======== GIVEN ENTRIES

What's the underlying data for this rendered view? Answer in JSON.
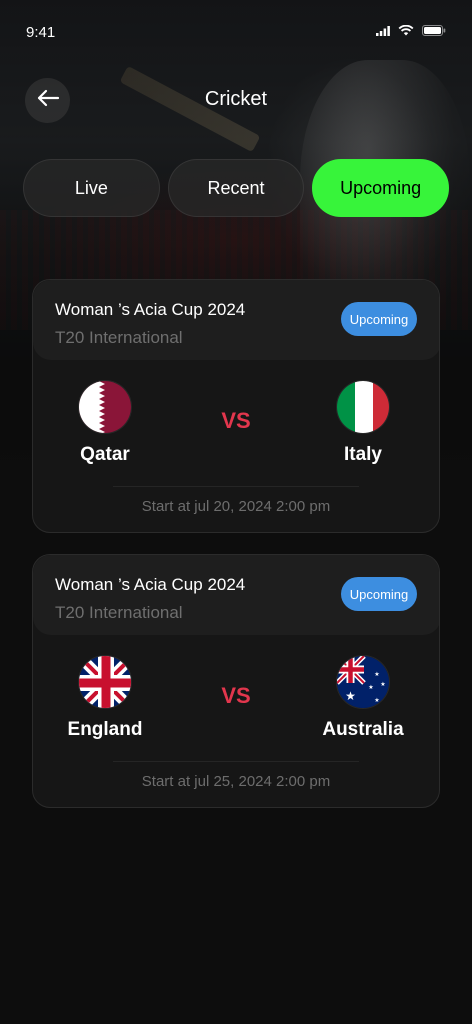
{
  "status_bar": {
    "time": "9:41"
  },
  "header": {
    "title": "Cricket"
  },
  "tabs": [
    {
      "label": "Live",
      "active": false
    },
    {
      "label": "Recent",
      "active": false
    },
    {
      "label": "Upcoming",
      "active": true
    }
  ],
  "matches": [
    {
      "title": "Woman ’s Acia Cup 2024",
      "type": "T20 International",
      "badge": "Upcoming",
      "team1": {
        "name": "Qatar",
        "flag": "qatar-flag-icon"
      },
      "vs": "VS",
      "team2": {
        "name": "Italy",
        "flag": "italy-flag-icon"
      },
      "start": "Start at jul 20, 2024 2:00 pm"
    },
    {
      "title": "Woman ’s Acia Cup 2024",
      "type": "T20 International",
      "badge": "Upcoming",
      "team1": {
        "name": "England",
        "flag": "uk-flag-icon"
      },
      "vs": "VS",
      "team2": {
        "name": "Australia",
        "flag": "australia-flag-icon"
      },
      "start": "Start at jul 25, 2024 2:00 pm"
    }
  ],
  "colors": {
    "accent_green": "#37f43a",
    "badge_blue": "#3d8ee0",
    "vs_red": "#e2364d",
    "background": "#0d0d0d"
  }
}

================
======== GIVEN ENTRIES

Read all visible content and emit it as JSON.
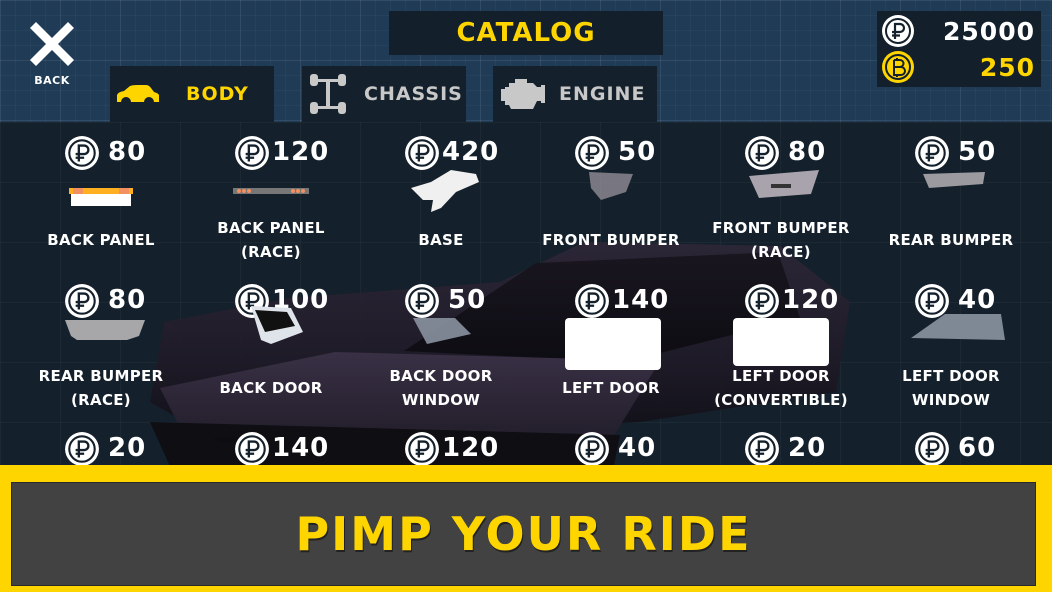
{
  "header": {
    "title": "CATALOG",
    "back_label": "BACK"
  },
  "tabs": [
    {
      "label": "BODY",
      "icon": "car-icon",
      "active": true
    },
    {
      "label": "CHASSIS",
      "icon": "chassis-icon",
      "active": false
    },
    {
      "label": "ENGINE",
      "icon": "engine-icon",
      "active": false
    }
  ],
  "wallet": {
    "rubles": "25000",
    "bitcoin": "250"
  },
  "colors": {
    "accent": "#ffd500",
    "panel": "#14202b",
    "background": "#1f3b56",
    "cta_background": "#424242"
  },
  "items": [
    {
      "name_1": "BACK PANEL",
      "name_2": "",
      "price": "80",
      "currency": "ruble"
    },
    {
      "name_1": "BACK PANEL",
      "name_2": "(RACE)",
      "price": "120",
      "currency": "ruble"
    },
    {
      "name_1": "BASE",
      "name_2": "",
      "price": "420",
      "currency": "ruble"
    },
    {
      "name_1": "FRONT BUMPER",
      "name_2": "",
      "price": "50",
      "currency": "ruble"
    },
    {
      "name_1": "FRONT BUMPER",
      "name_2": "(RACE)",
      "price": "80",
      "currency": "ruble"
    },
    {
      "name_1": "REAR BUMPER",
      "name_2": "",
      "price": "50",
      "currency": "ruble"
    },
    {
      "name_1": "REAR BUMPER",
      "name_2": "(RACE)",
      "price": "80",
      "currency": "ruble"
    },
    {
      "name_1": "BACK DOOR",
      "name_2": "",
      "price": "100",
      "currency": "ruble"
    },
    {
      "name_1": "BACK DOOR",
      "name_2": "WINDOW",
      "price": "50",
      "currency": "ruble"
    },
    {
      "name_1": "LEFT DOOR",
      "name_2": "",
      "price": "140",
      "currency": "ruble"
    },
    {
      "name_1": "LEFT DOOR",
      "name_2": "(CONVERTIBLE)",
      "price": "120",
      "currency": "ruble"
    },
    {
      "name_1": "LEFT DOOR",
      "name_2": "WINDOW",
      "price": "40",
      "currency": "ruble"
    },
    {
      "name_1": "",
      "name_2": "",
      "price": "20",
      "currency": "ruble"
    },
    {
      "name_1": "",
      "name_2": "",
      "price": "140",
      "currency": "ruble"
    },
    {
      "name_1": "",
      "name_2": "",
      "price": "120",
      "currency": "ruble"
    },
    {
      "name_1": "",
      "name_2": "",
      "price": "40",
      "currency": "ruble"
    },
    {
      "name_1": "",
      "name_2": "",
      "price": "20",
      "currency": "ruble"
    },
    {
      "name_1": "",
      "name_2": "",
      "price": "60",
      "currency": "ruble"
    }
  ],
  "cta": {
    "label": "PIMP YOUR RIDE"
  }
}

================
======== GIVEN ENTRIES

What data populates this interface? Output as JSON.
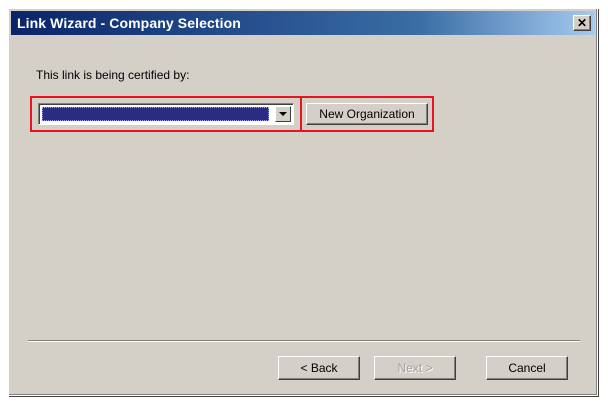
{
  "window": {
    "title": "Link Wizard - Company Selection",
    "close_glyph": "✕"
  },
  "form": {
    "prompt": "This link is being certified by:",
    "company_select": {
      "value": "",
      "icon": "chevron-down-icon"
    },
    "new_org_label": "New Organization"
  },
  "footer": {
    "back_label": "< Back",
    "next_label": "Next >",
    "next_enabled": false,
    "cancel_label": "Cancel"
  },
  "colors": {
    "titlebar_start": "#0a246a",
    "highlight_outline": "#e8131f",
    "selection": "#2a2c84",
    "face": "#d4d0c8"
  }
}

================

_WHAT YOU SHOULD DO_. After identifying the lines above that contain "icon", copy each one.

_ANSWER BELOW_.
        "flag": "qatar-flag-icon"
        "flag": "italy-flag-icon"
        "flag": "uk-flag-icon"
        "flag": "australia-flag-icon"
      "icon": "car-icon",
      "icon": "chassis-icon",
      "icon": "engine-icon",
      "icon": "chevron-down-icon"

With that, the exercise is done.